=== Begin Enclosure ===

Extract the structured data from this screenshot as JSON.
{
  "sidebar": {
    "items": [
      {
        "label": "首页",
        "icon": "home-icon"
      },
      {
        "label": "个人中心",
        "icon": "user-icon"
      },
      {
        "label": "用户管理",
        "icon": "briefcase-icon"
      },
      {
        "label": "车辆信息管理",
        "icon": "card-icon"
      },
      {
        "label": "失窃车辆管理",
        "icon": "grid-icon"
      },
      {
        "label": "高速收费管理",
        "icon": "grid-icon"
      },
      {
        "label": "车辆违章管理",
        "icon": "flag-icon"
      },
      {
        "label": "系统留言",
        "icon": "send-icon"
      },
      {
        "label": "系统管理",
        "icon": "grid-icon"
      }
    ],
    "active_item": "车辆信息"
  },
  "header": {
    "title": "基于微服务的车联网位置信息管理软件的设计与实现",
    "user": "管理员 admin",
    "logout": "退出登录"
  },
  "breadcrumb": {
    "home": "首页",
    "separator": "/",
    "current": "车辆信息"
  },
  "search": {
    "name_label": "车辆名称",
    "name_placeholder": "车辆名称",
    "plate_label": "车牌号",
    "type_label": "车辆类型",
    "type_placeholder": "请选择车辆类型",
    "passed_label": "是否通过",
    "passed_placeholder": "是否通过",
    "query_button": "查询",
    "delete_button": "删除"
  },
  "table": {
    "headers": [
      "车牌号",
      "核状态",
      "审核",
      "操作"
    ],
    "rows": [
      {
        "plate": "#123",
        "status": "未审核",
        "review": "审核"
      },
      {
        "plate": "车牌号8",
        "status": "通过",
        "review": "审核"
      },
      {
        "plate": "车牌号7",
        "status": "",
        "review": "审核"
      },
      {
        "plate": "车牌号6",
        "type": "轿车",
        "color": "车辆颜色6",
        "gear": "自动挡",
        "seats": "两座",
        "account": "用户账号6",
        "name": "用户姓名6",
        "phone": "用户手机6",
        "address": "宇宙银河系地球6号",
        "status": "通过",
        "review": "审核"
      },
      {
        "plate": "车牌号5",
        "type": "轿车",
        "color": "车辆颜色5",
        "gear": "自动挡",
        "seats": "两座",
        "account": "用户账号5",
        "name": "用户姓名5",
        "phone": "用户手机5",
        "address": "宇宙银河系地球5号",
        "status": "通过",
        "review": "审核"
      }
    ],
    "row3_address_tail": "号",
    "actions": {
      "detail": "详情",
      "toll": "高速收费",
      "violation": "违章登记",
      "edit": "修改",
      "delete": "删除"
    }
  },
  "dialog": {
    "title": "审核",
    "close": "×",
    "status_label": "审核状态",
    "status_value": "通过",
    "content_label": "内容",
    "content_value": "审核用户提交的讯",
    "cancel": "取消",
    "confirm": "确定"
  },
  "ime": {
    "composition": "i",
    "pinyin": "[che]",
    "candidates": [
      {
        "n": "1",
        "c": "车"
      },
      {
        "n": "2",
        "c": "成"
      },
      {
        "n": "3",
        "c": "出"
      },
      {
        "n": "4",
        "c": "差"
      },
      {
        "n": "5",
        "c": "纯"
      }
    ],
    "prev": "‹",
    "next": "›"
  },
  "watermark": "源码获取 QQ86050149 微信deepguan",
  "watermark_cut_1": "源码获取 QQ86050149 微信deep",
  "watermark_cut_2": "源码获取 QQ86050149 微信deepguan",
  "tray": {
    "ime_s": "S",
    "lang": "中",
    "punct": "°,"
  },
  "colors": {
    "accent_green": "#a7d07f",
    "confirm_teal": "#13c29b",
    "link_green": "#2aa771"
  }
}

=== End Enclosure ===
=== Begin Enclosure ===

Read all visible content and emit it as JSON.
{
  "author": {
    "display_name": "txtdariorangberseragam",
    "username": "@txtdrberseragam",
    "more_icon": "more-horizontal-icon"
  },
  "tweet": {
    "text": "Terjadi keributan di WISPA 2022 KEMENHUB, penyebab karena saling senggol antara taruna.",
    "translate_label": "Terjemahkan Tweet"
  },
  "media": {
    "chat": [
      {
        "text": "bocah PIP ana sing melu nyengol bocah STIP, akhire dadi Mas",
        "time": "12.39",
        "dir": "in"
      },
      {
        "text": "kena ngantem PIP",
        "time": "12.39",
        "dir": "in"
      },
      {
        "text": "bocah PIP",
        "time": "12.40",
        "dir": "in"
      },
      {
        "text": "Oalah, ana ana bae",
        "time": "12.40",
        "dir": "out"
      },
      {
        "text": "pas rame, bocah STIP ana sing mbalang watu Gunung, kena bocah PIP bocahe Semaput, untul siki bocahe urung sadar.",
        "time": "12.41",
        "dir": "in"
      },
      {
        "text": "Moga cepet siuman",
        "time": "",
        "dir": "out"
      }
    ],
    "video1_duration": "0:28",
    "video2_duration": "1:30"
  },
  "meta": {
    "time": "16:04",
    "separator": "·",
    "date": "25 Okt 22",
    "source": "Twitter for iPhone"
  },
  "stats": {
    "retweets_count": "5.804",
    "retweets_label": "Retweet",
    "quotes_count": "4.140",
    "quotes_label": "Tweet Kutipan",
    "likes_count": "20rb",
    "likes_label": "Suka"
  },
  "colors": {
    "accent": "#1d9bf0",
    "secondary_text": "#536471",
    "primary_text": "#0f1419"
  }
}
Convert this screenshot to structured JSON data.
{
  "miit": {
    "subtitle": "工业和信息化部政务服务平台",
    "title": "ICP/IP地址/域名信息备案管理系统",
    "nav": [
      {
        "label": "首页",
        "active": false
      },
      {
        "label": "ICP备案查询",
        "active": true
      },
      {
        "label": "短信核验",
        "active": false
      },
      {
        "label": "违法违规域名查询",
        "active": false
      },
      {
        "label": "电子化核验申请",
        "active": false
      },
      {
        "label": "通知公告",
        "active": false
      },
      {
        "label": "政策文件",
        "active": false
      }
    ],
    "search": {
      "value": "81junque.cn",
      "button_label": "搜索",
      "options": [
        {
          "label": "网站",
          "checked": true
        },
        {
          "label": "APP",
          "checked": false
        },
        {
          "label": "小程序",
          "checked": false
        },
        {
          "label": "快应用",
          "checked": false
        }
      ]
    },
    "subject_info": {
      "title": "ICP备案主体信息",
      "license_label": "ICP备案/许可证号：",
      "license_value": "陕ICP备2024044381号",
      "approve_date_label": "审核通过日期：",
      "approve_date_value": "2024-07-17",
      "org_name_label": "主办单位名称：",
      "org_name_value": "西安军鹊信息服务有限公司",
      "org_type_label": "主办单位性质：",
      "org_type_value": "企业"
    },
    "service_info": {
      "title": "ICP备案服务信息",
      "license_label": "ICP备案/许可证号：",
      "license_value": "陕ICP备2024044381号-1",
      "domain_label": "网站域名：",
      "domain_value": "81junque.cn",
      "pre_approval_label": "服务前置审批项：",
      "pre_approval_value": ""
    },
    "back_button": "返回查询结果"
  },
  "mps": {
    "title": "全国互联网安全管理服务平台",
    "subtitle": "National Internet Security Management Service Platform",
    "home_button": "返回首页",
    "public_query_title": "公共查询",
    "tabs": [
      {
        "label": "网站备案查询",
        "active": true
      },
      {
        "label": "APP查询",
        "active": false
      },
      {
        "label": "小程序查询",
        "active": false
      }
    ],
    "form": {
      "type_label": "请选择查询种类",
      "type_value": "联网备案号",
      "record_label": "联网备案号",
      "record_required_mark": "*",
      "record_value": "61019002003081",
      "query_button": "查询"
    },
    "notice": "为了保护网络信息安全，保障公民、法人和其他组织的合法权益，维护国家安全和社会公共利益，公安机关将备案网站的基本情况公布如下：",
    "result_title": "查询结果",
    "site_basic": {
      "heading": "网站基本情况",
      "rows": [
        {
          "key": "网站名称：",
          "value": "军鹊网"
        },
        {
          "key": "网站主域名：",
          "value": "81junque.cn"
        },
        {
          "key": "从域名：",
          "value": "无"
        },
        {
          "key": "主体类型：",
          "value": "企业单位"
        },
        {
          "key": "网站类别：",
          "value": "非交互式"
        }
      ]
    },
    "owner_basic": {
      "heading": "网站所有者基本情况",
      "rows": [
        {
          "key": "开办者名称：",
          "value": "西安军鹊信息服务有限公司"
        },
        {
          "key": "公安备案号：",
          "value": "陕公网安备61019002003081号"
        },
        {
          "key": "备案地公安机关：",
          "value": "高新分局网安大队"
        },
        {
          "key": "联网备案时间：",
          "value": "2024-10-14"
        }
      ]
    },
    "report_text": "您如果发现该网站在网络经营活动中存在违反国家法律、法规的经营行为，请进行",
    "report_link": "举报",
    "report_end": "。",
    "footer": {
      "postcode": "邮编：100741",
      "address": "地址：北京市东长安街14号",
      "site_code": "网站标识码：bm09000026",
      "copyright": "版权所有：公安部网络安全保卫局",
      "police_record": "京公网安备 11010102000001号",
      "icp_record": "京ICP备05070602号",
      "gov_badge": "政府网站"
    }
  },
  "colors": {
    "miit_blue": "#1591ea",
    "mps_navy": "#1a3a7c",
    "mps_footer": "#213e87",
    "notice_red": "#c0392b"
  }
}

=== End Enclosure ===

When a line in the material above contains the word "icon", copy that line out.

        "icon": "home-icon"
        "icon": "user-icon"
        "icon": "briefcase-icon"
        "icon": "card-icon"
        "icon": "grid-icon"
        "icon": "grid-icon"
        "icon": "flag-icon"
        "icon": "send-icon"
        "icon": "grid-icon"
    "more_icon": "more-horizontal-icon"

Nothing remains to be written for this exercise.